Gottfried Wilhem Leibniz, Leibnizens mathematische schriften: Briefwechsel (Google, Internet Archive) (1859) (also including letters after 1699; referred to as LB in the list above)
Philip Beeley and Christoph J. Scriba (ed)., Correspondence of John Wallis (1616-1703) (2003- ) (three out of eight volumes have been published as of 2012)
David Eugene Smith, 'John Wallis as a Cryptographer' (1917) (pdf) ...Printing some letters in the 1690s.
Gentleman's Magazine, (vol.58 (1788), vol.59 (1789), p.3, 113) ... Printing some letters.
Monthly Magazine and British Register, vol.
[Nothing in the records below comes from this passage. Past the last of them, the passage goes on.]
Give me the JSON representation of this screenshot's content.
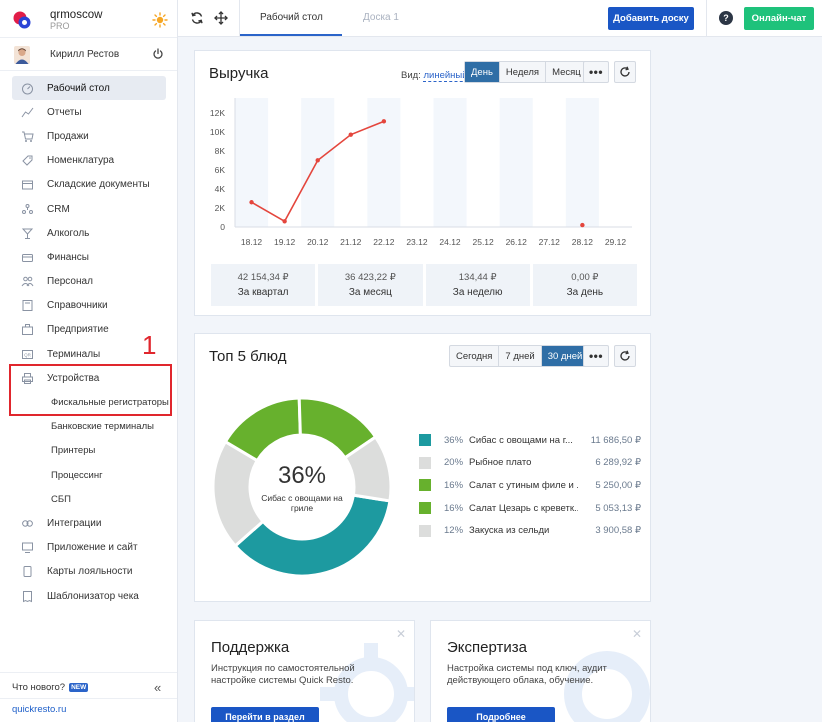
{
  "brand": {
    "name": "qrmoscow",
    "plan": "PRO"
  },
  "user": {
    "name": "Кирилл Рестов"
  },
  "nav": [
    {
      "label": "Рабочий стол",
      "icon": "dashboard-icon",
      "active": true
    },
    {
      "label": "Отчеты",
      "icon": "reports-icon"
    },
    {
      "label": "Продажи",
      "icon": "sales-icon"
    },
    {
      "label": "Номенклатура",
      "icon": "nomenclature-icon"
    },
    {
      "label": "Складские документы",
      "icon": "warehouse-icon"
    },
    {
      "label": "CRM",
      "icon": "crm-icon"
    },
    {
      "label": "Алкоголь",
      "icon": "alcohol-icon"
    },
    {
      "label": "Финансы",
      "icon": "finance-icon"
    },
    {
      "label": "Персонал",
      "icon": "staff-icon"
    },
    {
      "label": "Справочники",
      "icon": "directory-icon"
    },
    {
      "label": "Предприятие",
      "icon": "enterprise-icon"
    },
    {
      "label": "Терминалы",
      "icon": "terminal-icon"
    },
    {
      "label": "Устройства",
      "icon": "printer-icon"
    },
    {
      "label": "Фискальные регистраторы",
      "sub": true
    },
    {
      "label": "Банковские терминалы",
      "sub": true
    },
    {
      "label": "Принтеры",
      "sub": true
    },
    {
      "label": "Процессинг",
      "sub": true
    },
    {
      "label": "СБП",
      "sub": true
    },
    {
      "label": "Интеграции",
      "icon": "integrations-icon"
    },
    {
      "label": "Приложение и сайт",
      "icon": "app-icon"
    },
    {
      "label": "Карты лояльности",
      "icon": "loyalty-icon"
    },
    {
      "label": "Шаблонизатор чека",
      "icon": "receipt-icon"
    }
  ],
  "annotation": {
    "number": "1"
  },
  "footer": {
    "whats_new": "Что нового?",
    "badge": "NEW",
    "site": "quickresto.ru"
  },
  "topbar": {
    "tabs": [
      {
        "label": "Рабочий стол"
      },
      {
        "label": "Доска 1"
      }
    ],
    "add_board": "Добавить доску",
    "help": "?",
    "chat": "Онлайн-чат"
  },
  "revenue": {
    "title": "Выручка",
    "view_label": "Вид:",
    "view_value": "линейный",
    "periods": [
      "День",
      "Неделя",
      "Месяц"
    ],
    "active_period": 0,
    "stats": [
      {
        "value": "42 154,34 ₽",
        "label": "За квартал"
      },
      {
        "value": "36 423,22 ₽",
        "label": "За месяц"
      },
      {
        "value": "134,44 ₽",
        "label": "За неделю"
      },
      {
        "value": "0,00 ₽",
        "label": "За день"
      }
    ]
  },
  "chart_data": {
    "type": "line",
    "categories": [
      "18.12",
      "19.12",
      "20.12",
      "21.12",
      "22.12",
      "23.12",
      "24.12",
      "25.12",
      "26.12",
      "27.12",
      "28.12",
      "29.12"
    ],
    "values": [
      2600,
      600,
      7000,
      9700,
      11100,
      null,
      null,
      null,
      null,
      null,
      200,
      null
    ],
    "y_ticks": [
      "0",
      "2K",
      "4K",
      "6K",
      "8K",
      "10K",
      "12K"
    ],
    "ylim": [
      0,
      12500
    ],
    "color": "#e4463d"
  },
  "top_dishes": {
    "title": "Топ 5 блюд",
    "periods": [
      "Сегодня",
      "7 дней",
      "30 дней"
    ],
    "active_period": 2,
    "center_pct": "36%",
    "center_label": "Сибас с овощами на гриле",
    "items": [
      {
        "pct": "36%",
        "name": "Сибас с овощами на г...",
        "value": "11 686,50 ₽",
        "color": "#1d9aa0",
        "share": 36
      },
      {
        "pct": "20%",
        "name": "Рыбное плато",
        "value": "6 289,92 ₽",
        "color": "#dcdddc",
        "share": 20
      },
      {
        "pct": "16%",
        "name": "Салат с утиным филе и ...",
        "value": "5 250,00 ₽",
        "color": "#67b12d",
        "share": 16
      },
      {
        "pct": "16%",
        "name": "Салат Цезарь с креветк...",
        "value": "5 053,13 ₽",
        "color": "#67b12d",
        "share": 16
      },
      {
        "pct": "12%",
        "name": "Закуска из сельди",
        "value": "3 900,58 ₽",
        "color": "#dcdddc",
        "share": 12
      }
    ]
  },
  "support": {
    "title": "Поддержка",
    "text": "Инструкция по самостоятельной настройке системы Quick Resto.",
    "button": "Перейти в раздел"
  },
  "expertise": {
    "title": "Экспертиза",
    "text": "Настройка системы под ключ, аудит действующего облака, обучение.",
    "button": "Подробнее"
  }
}
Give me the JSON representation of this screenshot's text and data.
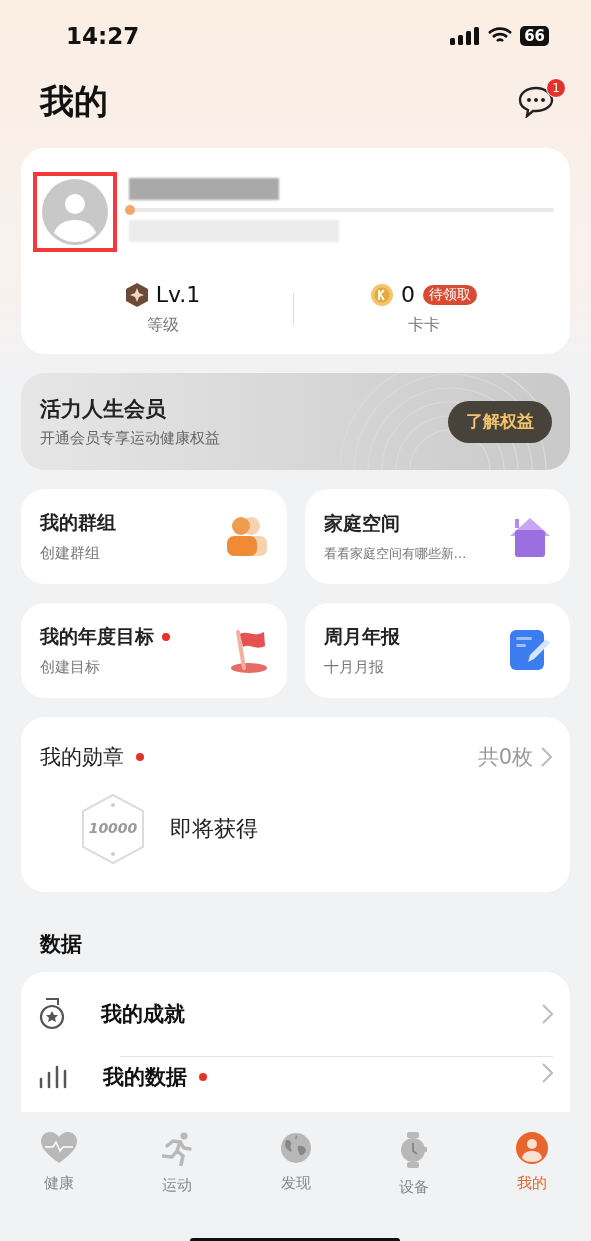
{
  "status_bar": {
    "time": "14:27",
    "battery": "66"
  },
  "header": {
    "title": "我的",
    "message_badge": "1"
  },
  "profile": {
    "avatar_highlighted": true,
    "level": "Lv.1",
    "level_label": "等级",
    "coins": "0",
    "coin_badge": "待领取",
    "coins_label": "卡卡"
  },
  "membership": {
    "title": "活力人生会员",
    "subtitle": "开通会员专享运动健康权益",
    "button": "了解权益"
  },
  "shortcuts": [
    {
      "title": "我的群组",
      "subtitle": "创建群组",
      "dot": false,
      "kind": "group"
    },
    {
      "title": "家庭空间",
      "subtitle": "看看家庭空间有哪些新…",
      "dot": false,
      "kind": "home"
    },
    {
      "title": "我的年度目标",
      "subtitle": "创建目标",
      "dot": true,
      "kind": "flag"
    },
    {
      "title": "周月年报",
      "subtitle": "十月月报",
      "dot": false,
      "kind": "report"
    }
  ],
  "medals": {
    "title": "我的勋章",
    "dot": true,
    "count": "共0枚",
    "badge_number": "10000",
    "badge_label": "即将获得"
  },
  "data_section": {
    "title": "数据",
    "items": [
      {
        "title": "我的成就",
        "dot": false,
        "kind": "achievement"
      },
      {
        "title": "我的数据",
        "dot": true,
        "kind": "data"
      }
    ]
  },
  "tab_bar": [
    {
      "label": "健康",
      "kind": "health",
      "selected": false
    },
    {
      "label": "运动",
      "kind": "sport",
      "selected": false
    },
    {
      "label": "发现",
      "kind": "discover",
      "selected": false
    },
    {
      "label": "设备",
      "kind": "device",
      "selected": false
    },
    {
      "label": "我的",
      "kind": "me",
      "selected": true
    }
  ]
}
XIII, pp.446-447, 560-561; vol. XIV, pp. 252-253, 521-522 ... Printing some letters (Scans can be found at Google for vol. XIII (albeit defective) and vol.XIV)
John Davys, An Essay on the Art of Decyphering (1737) ... Printing Wallis' introduction to the collection of deciphering that he deposited to the Bodleian Library.
Early Modern Letters Online (EMLO), Beta Version (accessed in January 2013) (online)
C.J. Scriba, "A Tentative Index of the Correspondence of John Wallis, F.R.S.," Notes and Records of the Royal Society, 22 (1967), 58-93. (This excludes inter alia the letters Wallis exchanged with his government concerning his deciphering and the deciphered letters except where these have already been published.)
National Register of Archives at The National Archives ... List of locations of original papers related to Wallis.
John Wallis Bibliography
Philip Beeley, "Un de mes amis.": On Leibniz' Relation to the English Mathematician and Theologian John Wallis, in Leibniz and the English-speaking world (2007), pp.63-82 (Reproducing cipher letters deciphered by Wallis)
David Kahn, The Codebreakers (1967) ... Reproducing (p.168) Louis XIV's letter dated 9 June 1693, deciphered by Wallis.
Geneva, Astrology and the Seventeenth Century Mind p.25 ... Reproducing Charles I's letter dated 3 February 1647
Harry Thompson, The Man in the Iron Mask [the present author has only seen the Japanese translation]... Printing in the appendix a letter in a French cipher that Wallis could not solve.
Life of Dr. John Barwick (Google)
Calendar of the Clarendon State Papers (CClSP), vol. IV (Internet Archive)
Underdown (1960), Royalist Conspiracy in England
Richard S. Westfall, "John Wallis", The Galileo Project (Various data and documents, etc.)
'Wallis, John (1650-1717)' (History of Parliament Online)...Introducing John Wallis, Jr.
'Blencowe, John (1650-1717)' (History of Parliament Online)...Introducing John Blencowe.
'A Recently Discovered Sir John Blencowe Document', 3 August 2009 (page from Blencowe Families' Association)...A page of Blencowe's descendants.